CNC does have a very specific and well-focused mission, I would say. What stood out to me about the work you were doing there was that it didn’t seem like the sort of video components that I find at other outlets. These seemed like little documentaries…
Yeah, exactly. It speaks to the nature of what CNC is trying to do, which is in-depth reporting. You want to eliminate the surfacy stuff. When you look at a broader picture of TV news, video, any type of video, it’s capturing live events as documentary-style shooting. News is packaged in such a way that it seems so different, but it’s a lot of the same elements. You have a talking head. Someone you interview. You’re capturing the footage, the action of a story. News just packages it into such a short little piece of time, like regular TV news I’m speaking of, that it feels so different. But it’s all very similar. We’re all using documentary techniques.
I think one of the big differences though as I think about it now is that you don’t have the reporter ever standing in front of the camera with the microphone, editorializing.
It’s called piece-to-camera. Yeah, we don’t do that.
Piece-to-camera. Yeah. Or a “standup.” It’s really not necessary to us. The news stations are really engaged in building the credibility and characters within their organization, and we’re just focused on the events and the actions. What we use voiceover for is connective tissue. Transitions. Adding those details that have to be known. We try to let the events speak for themselves.

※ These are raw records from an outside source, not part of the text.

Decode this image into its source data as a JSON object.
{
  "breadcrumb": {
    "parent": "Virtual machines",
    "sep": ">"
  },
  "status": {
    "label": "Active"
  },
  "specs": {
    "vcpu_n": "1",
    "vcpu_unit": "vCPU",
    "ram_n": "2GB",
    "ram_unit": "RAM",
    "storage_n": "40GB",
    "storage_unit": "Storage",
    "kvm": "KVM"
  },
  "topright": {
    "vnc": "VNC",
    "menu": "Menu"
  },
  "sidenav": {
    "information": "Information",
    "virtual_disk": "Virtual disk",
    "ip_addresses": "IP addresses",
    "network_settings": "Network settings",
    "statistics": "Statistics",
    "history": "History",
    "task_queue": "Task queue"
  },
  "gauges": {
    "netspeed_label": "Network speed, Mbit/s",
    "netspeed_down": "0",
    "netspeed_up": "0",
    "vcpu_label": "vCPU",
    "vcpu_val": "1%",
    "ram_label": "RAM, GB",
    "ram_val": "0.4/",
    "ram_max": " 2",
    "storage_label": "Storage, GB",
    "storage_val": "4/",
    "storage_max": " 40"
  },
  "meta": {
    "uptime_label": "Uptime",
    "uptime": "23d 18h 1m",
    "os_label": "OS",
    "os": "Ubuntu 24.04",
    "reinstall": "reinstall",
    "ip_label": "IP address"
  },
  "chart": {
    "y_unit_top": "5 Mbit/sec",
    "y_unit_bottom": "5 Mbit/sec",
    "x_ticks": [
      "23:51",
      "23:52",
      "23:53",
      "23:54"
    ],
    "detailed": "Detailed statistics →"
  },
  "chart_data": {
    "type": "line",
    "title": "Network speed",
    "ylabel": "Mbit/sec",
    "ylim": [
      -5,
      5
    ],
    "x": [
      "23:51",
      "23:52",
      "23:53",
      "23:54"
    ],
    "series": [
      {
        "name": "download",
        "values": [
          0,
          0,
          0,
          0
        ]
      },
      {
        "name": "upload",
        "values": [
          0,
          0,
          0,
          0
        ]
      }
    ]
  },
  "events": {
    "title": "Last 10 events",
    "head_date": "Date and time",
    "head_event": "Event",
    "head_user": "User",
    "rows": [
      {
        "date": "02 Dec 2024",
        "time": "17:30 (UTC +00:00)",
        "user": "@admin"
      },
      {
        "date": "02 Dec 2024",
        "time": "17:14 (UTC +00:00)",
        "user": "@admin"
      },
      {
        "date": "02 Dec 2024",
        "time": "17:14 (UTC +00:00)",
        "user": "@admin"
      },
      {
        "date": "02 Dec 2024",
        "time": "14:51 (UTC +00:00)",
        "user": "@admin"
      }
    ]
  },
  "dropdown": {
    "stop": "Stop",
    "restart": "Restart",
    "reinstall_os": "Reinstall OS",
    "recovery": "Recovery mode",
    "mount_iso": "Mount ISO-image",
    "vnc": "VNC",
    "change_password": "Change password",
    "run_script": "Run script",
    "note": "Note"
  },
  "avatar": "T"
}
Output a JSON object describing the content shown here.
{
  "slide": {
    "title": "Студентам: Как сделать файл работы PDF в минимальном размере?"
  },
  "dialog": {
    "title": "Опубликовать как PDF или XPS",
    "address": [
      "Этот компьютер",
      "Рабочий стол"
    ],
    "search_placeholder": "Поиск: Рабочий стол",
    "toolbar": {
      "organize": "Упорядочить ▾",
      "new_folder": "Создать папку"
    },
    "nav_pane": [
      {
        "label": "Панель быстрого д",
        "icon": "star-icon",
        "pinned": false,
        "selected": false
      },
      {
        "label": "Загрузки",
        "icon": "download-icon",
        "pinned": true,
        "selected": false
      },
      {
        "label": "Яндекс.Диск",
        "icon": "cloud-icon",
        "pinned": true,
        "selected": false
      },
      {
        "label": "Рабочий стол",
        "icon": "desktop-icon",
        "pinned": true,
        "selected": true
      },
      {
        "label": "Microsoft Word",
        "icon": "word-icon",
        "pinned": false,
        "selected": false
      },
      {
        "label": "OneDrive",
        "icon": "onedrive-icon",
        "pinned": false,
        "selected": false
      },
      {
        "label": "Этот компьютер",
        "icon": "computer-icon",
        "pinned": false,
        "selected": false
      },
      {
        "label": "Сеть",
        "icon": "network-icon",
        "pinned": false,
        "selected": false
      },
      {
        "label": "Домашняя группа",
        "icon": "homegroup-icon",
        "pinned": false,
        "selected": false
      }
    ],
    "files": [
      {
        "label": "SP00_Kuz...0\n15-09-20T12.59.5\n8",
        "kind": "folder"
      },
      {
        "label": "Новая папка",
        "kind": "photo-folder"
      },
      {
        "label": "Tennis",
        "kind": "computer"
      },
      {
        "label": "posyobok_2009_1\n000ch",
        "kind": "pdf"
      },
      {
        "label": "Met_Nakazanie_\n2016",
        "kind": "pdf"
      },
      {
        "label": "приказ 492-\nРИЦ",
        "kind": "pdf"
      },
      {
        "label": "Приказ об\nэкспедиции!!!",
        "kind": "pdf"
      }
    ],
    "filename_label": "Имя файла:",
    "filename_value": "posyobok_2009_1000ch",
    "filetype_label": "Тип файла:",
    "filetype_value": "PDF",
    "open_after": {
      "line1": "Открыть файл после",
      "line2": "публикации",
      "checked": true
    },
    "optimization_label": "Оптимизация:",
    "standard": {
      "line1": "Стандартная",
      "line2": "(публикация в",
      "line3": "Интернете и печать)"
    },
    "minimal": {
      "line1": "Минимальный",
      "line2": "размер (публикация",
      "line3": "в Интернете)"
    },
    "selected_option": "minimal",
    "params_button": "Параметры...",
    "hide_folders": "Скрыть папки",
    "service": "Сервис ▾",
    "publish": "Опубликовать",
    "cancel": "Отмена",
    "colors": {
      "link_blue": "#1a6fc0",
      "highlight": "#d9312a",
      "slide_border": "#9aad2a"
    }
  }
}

The stories that I collaborate with reporters always have a striking visual element or an action that needs to be seen. An example of that is the story we did on the pastor patrolling his neighborhood in Roseland. Reporters, they have a limit of words. They can only write 1200 words sometimes at the max. And a photographer can do great justice to those. But hey, why not add video? Why not add more to that and take advantage of this really rich medium that’s available to us? It’s deliberate what we do. We’re focused on showing some things that need to be seen. Bringing more to a story.
Your most recent story, “Growing Hope.” [note: this story can also be found as "Gardening Hope."]
Take me through how exactly a story like that becomes.
How it happens? Well you know, we have editorial meetings like any newspaper. During those meetings we talk about what stories would have opportunity for video and photo. And that one was a standout. It’s got a location, it’s got action, it’s got characters, all the things that make a really rich video. We decided on that one for sure. Don Terry, the writer, actually recommended it before anyone. He said, “We really gotta do this in video.”
Right off the bat we went to Cook County Jail. Don was doing interviews, and I was shooting and doing some of my own interviews, and then Don would join and listen in on the interviews and talk with them. Then we went around to the other gardens. We work in tandem. We’re not joined at the hip, but we also do like to share interviews and things like that. It is definitely collaborative. I do a lot of the heavy lifting with the video. I’ll shoot for as long as I need and follow up with sources and places and things like that, and then do the editing and script-writing and post-production on my own.
So your responsibilities on a story like that go from brainstorming to sort of writing, interviewing, actually interviewing subjects, filming, editing.
Yeah. Everything. Sometimes video journalism sounds unrealistic. That you could ask someone to do so many things. But I think with practice it’s possible. It works out.
PREVIOUSLY IN THE SERIES:
(NOTE: The dates below refer to the date of the interview. The order is the date they were run.)
December 12, 2008: Alex Kotlowitz (re-edited August 15, 2011)